Now, banks are a unique case, and they have both the money and the requirement to put in these kinds of solutions. I'd still wager that at the majority of companies in the world, this kind of thing is possible. Still, if The Powers want to avoid it, it appears that there are solutions. I bet they're not cheap, but there are solutions.


"There's only one man who would dare give me the raspberry: Lone Star!"



Our office isn't to big, we'd see them.


Attack the problem head-on. If there is a site Sandi needs to get to but can't, due to filter restriction provide a self service mechanism to get around it.  MS Threat Management Gateway for example  has a feature that will allow a logged override exception to bypass the filter.  IT reviews overrides and with business signoff whitelists the stuff everyone is overriding to make this less of a chore in the future.  As far as  Internet speed that's really a no brainer.
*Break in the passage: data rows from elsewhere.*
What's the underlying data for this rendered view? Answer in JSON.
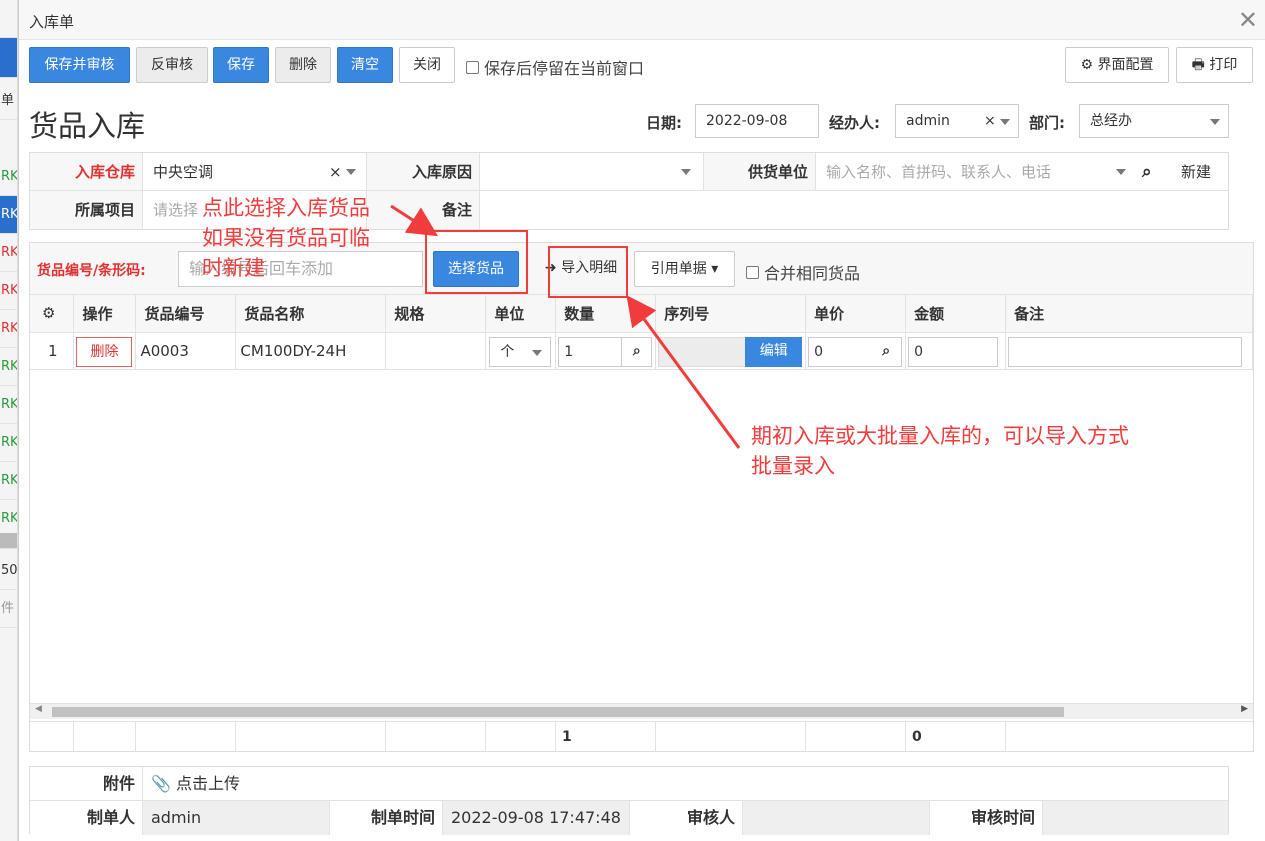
{
  "background_list": {
    "rows": [
      "",
      "单",
      "RK",
      "RK",
      "RK",
      "RK",
      "RK",
      "RK",
      "RK",
      "RK",
      "RK",
      "RK",
      "",
      "50",
      "件",
      ""
    ]
  },
  "dialog": {
    "title": "入库单"
  },
  "toolbar": {
    "save_approve": "保存并审核",
    "unapprove": "反审核",
    "save": "保存",
    "delete": "删除",
    "clear": "清空",
    "close": "关闭",
    "stay_label": "保存后停留在当前窗口",
    "layout_config": "界面配置",
    "print": "打印"
  },
  "header": {
    "title": "货品入库",
    "date_label": "日期:",
    "date_value": "2022-09-08",
    "handler_label": "经办人:",
    "handler_value": "admin",
    "dept_label": "部门:",
    "dept_value": "总经办"
  },
  "form": {
    "warehouse_label": "入库仓库",
    "warehouse_value": "中央空调",
    "reason_label": "入库原因",
    "reason_value": "",
    "supplier_label": "供货单位",
    "supplier_placeholder": "输入名称、首拼码、联系人、电话",
    "new_label": "新建",
    "project_label": "所属项目",
    "project_placeholder": "请选择",
    "remark_label": "备注",
    "remark_value": ""
  },
  "goods_bar": {
    "code_label": "货品编号/条形码:",
    "code_placeholder": "输入编号后回车添加",
    "select_goods": "选择货品",
    "import_detail": "导入明细",
    "ref_doc": "引用单据",
    "merge_label": "合并相同货品"
  },
  "grid": {
    "headers": [
      "操作",
      "货品编号",
      "货品名称",
      "规格",
      "单位",
      "数量",
      "序列号",
      "单价",
      "金额",
      "备注"
    ],
    "rows": [
      {
        "index": "1",
        "action": "删除",
        "code": "A0003",
        "name": "CM100DY-24H",
        "spec": "",
        "unit": "个",
        "qty": "1",
        "serial_btn": "编辑",
        "price": "0",
        "amount": "0",
        "remark": ""
      }
    ],
    "totals": {
      "qty": "1",
      "amount": "0"
    }
  },
  "info": {
    "attachment_label": "附件",
    "upload_label": "点击上传",
    "creator_label": "制单人",
    "creator_value": "admin",
    "create_time_label": "制单时间",
    "create_time_value": "2022-09-08 17:47:48",
    "approver_label": "审核人",
    "approver_value": "",
    "approve_time_label": "审核时间",
    "approve_time_value": ""
  },
  "annotations": {
    "select_hint_1": "点此选择入库货品",
    "select_hint_2": "如果没有货品可临",
    "select_hint_3": "时新建",
    "import_hint_1": "期初入库或大批量入库的，可以导入方式",
    "import_hint_2": "批量录入",
    "color": "#f03c3c"
  },
  "colors": {
    "primary": "#3a87e0",
    "required": "#e03030"
  }
}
Internet bandwidth is relatively cheap, add more to make the office Internet much faster than a mi-fi.


Newer devices and applications are build to connect to and over the Internet, not a LAN. Enter the NEW LAN: it is an office facility to connect to the Internet end only to the Internet. It uses client isolation (no direct connection between client devices), so the security situation is exactly the same whether a device is on the office or somewhere in the world, whether one of your own or of an outsider. The NEW LAN (wried or wireless) avoids mobile charges and improves performance. Access to local servers (which are on the data center LAN, a different network!) goes through the firewall, but takes a bypass to avoid the ISP link.
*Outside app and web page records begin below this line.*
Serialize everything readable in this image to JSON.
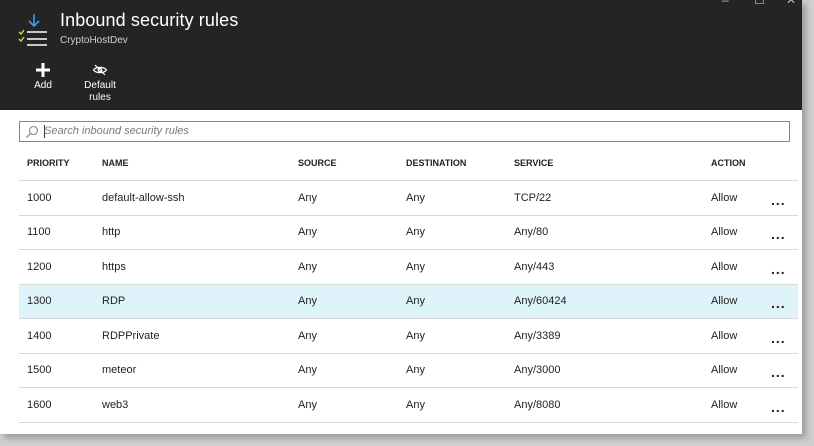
{
  "header": {
    "title": "Inbound security rules",
    "subtitle": "CryptoHostDev",
    "icon": "inbound-rules-icon"
  },
  "window_controls": {
    "minimize": "–",
    "maximize": "☐",
    "close": "✕"
  },
  "commands": {
    "add_label": "Add",
    "default_rules_line1": "Default",
    "default_rules_line2": "rules"
  },
  "search": {
    "placeholder": "Search inbound security rules",
    "value": ""
  },
  "table": {
    "columns": {
      "priority": "PRIORITY",
      "name": "NAME",
      "source": "SOURCE",
      "destination": "DESTINATION",
      "service": "SERVICE",
      "action": "ACTION"
    },
    "rows": [
      {
        "priority": "1000",
        "name": "default-allow-ssh",
        "source": "Any",
        "destination": "Any",
        "service": "TCP/22",
        "action": "Allow"
      },
      {
        "priority": "1100",
        "name": "http",
        "source": "Any",
        "destination": "Any",
        "service": "Any/80",
        "action": "Allow"
      },
      {
        "priority": "1200",
        "name": "https",
        "source": "Any",
        "destination": "Any",
        "service": "Any/443",
        "action": "Allow"
      },
      {
        "priority": "1300",
        "name": "RDP",
        "source": "Any",
        "destination": "Any",
        "service": "Any/60424",
        "action": "Allow"
      },
      {
        "priority": "1400",
        "name": "RDPPrivate",
        "source": "Any",
        "destination": "Any",
        "service": "Any/3389",
        "action": "Allow"
      },
      {
        "priority": "1500",
        "name": "meteor",
        "source": "Any",
        "destination": "Any",
        "service": "Any/3000",
        "action": "Allow"
      },
      {
        "priority": "1600",
        "name": "web3",
        "source": "Any",
        "destination": "Any",
        "service": "Any/8080",
        "action": "Allow"
      }
    ],
    "more_label": "..."
  },
  "colors": {
    "header_bg": "#242424",
    "allow": "#33aa33",
    "selected_row": "#dff4fa",
    "search_border": "#3aa0c8"
  }
}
As princess Leah said to Darth Vader, " The tighter you close your grip, the more systems will slip through your fingers". Rather than trying to impound transient workers devices, take Ernst's advice above and offer unrestricted internet access, while never letting foreign devices connect to the corporate network. If a road warrior comes into the office, VLAN their connection to the internet LAN and allow them to access the office resources exactly as they would if they were on the road. Only allow non-transient devices to connect to the corporate LAN, utilizing rogue AP wireless detection and remediation to take care of the mobile AP's, and restict the corporate devices from allowing a wireless (or USB) connection to non-corporate resources.


Most motherboards have a control to shut layer 1 when a second Network interface is brought up- Modify your PC's BIOS to disable packet switching across interfaces. Dell and HPs both have apps from the manufacturer you can use for this.

When you run your VPN, force it as the default gateway so all traffic is run through your VPN concentrator and internet filter.


Exactly as Ernst said.  This issue is a combination of a technology & HR issue, and can't be solved by technology alone.

You do what you reasonably can with policies & technology.  The remaining holes need to be filled in by HR.  ie.  yep, it's technically possibly for you to do this.  But if you do, forget any chance at a raise, and after getting caught a few times, prepare for firing.

It's all about putting in enough controls to bring the risk down to a level that management is willing to live with.